The colors are blown out and saturated so much that it makes it notably more difficult to look at and to distinguish shapes than it was previously. The level of detail in an iOS app icon previously could be very high, especially with the introduction of retina screens. Yet with the new iOS7, that detail is gone. Take for example the settings icon that used to be the most visually detailed icon that breaks the well-established convention of representing settings with a gear, now appears as the guts of an engine or some strange torture device.
Lacking the beauty of typography
It’s absolutely great that flat designs rely on typography as the primary carrier of aesthetic value and information. Who doesn’t love beautiful typography?
In iOS7, everything went from bold to light weight. Since we’ve also lost the shadow that makes the text stand out against any background, it then makes it harder to read than before. With that said, it is proven that the lack of typographic skills will be more visible than ever in a bare flat design.
Visual structure & inconsistencies
It’s now very hard to tell the difference between the header and the content. Both generally use the same colors and very subtle variants of gray/white. Buttons no longer look like buttons – they’re blue texts. Sometimes, you will see strong shadows that look out of place like on the ON/OFF toggles. Also, the Safari’s icon gradient goes from light to dark. Contrast that to Mail’s icon, which goes from dark to light, and also sits on a filled background. Why? Even weirder, there are paper textures on the Reminders app while iBooks uses wood.
Flat design gone too far?
We can’t deny that flat design does have some functional problems – With affordances getting tricky especially when dealing with call to action buttons and icons that refuses to help user experience in some cases, and flat design that espouses the use of bright and bold colors which is problematic for about 10% of the people on the planet.
Actually, it depends…
The likely goal of the trend in moving towards flat design was to place a higher focus on content while eliminating distractions from UI elements.
In most simplistic terms, the more design elements you add, the busier the design will be. Gradients, shadows, patterns, and textures can bring a design to life, but too much of it can also quickly clutter it up into a huge mess.
Flat design the future?
Flat design is large and in charge right now because of the focus on user experience. It’s all about user experience everywhere. But is flat design the future? That’s pretty much impossible to say as in a few years, we’ll all be focusing on something bigger and better that’s about to come along by then. After all, that’s the cycle of trends.
Check out this parallax scrolling website – Flat Design VS. Realism
Flat Design is not only a design style but also a communication way.
iOS 7: bold new direction or flat fashion victim?
A Look At Microsoft, Google And Apple’s Approach To Flat Design
To, M. (2013, June 11). IOS 7 And The Transition To Flat.

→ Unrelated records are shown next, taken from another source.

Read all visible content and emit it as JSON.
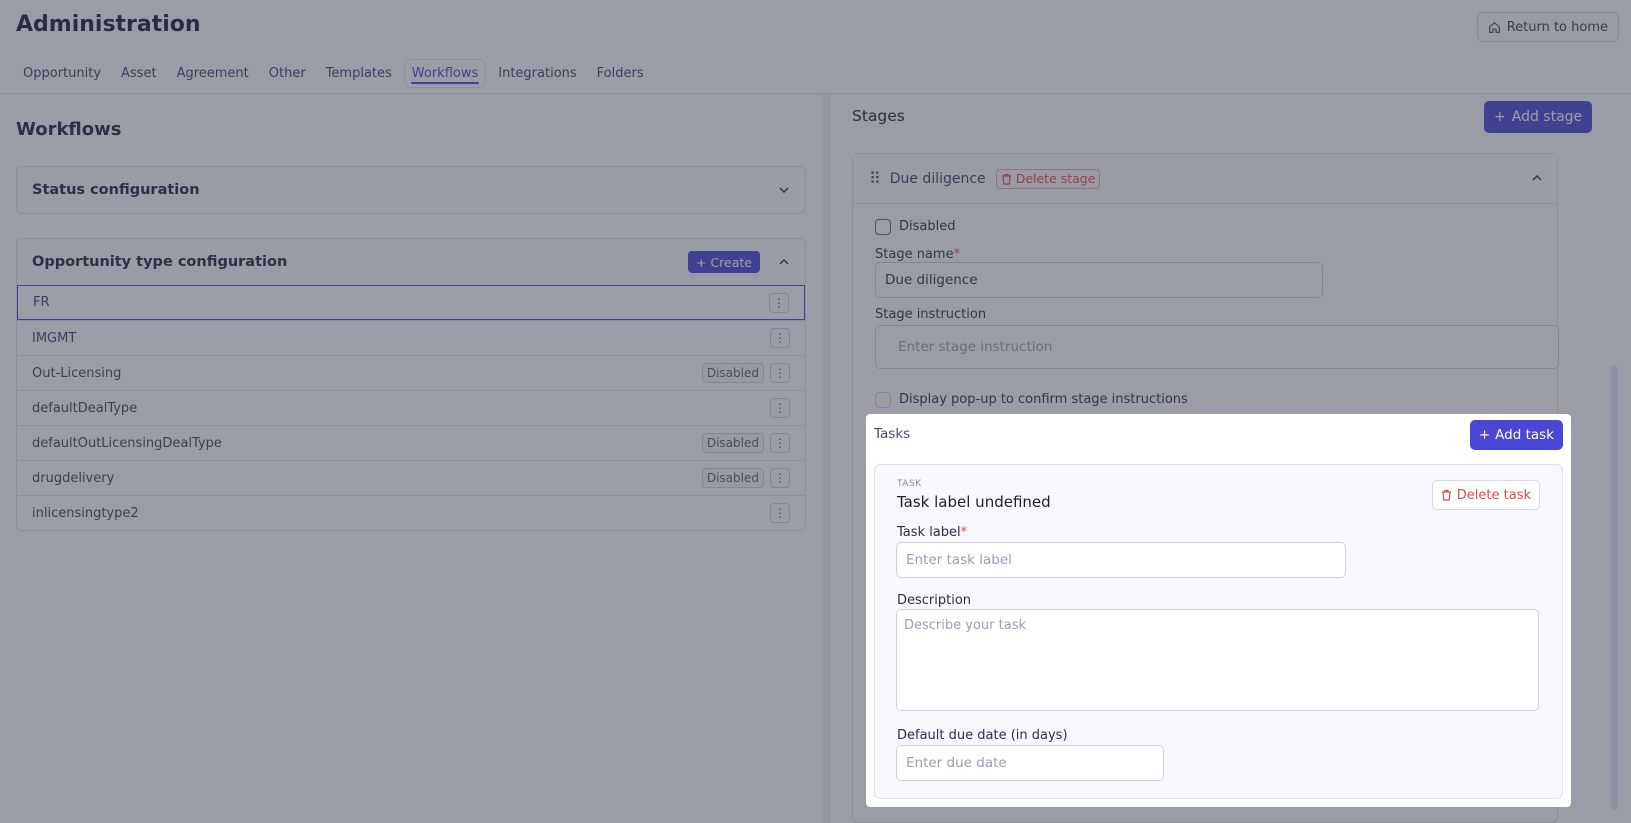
{
  "header": {
    "title": "Administration",
    "return_label": "Return to home",
    "tabs": [
      {
        "label": "Opportunity"
      },
      {
        "label": "Asset"
      },
      {
        "label": "Agreement"
      },
      {
        "label": "Other"
      },
      {
        "label": "Templates"
      },
      {
        "label": "Workflows",
        "active": true
      },
      {
        "label": "Integrations"
      },
      {
        "label": "Folders"
      }
    ]
  },
  "workflows": {
    "title": "Workflows",
    "status_config": {
      "title": "Status configuration"
    },
    "opp_config": {
      "title": "Opportunity type configuration",
      "create_label": "Create",
      "rows": [
        {
          "name": "FR",
          "badge": ""
        },
        {
          "name": "IMGMT",
          "badge": ""
        },
        {
          "name": "Out-Licensing",
          "badge": "Disabled"
        },
        {
          "name": "defaultDealType",
          "badge": ""
        },
        {
          "name": "defaultOutLicensingDealType",
          "badge": "Disabled"
        },
        {
          "name": "drugdelivery",
          "badge": "Disabled"
        },
        {
          "name": "inlicensingtype2",
          "badge": ""
        }
      ]
    }
  },
  "stages": {
    "title": "Stages",
    "add_stage_label": "Add stage",
    "stage": {
      "name": "Due diligence",
      "delete_label": "Delete stage",
      "disabled_label": "Disabled",
      "stage_name_label": "Stage name",
      "stage_name_value": "Due diligence",
      "instruction_label": "Stage instruction",
      "instruction_placeholder": "Enter stage instruction",
      "popup_label": "Display pop-up to confirm stage instructions"
    }
  },
  "tasks": {
    "title": "Tasks",
    "add_task_label": "Add task",
    "task": {
      "kicker": "TASK",
      "title": "Task label undefined",
      "delete_label": "Delete task",
      "label_label": "Task label",
      "label_placeholder": "Enter task label",
      "description_label": "Description",
      "description_placeholder": "Describe your task",
      "due_label": "Default due date (in days)",
      "due_placeholder": "Enter due date"
    }
  },
  "colors": {
    "accent": "#4b47d6",
    "danger": "#d94c4c",
    "overlay": "#373c4e"
  }
}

Retrieved February 4, 2015, from http://blog.mengto.com/ios-7-transition-flat/
5 Dangers of Flat Design – UXPin. (2013, June 28). Retrieved February 4, 2015, from http://blog.uxpin.com/2526/5-dangers-of-flat-design/
Bacic, H. (n.d.). Apple Is Embracing The Flat Design Trend – Are You? Retrieved February 4, 2015, from http://www.forbes.com/sites/allbusiness/2013/09/09/apple-is-embracing-the-flat-design-trend-are-you/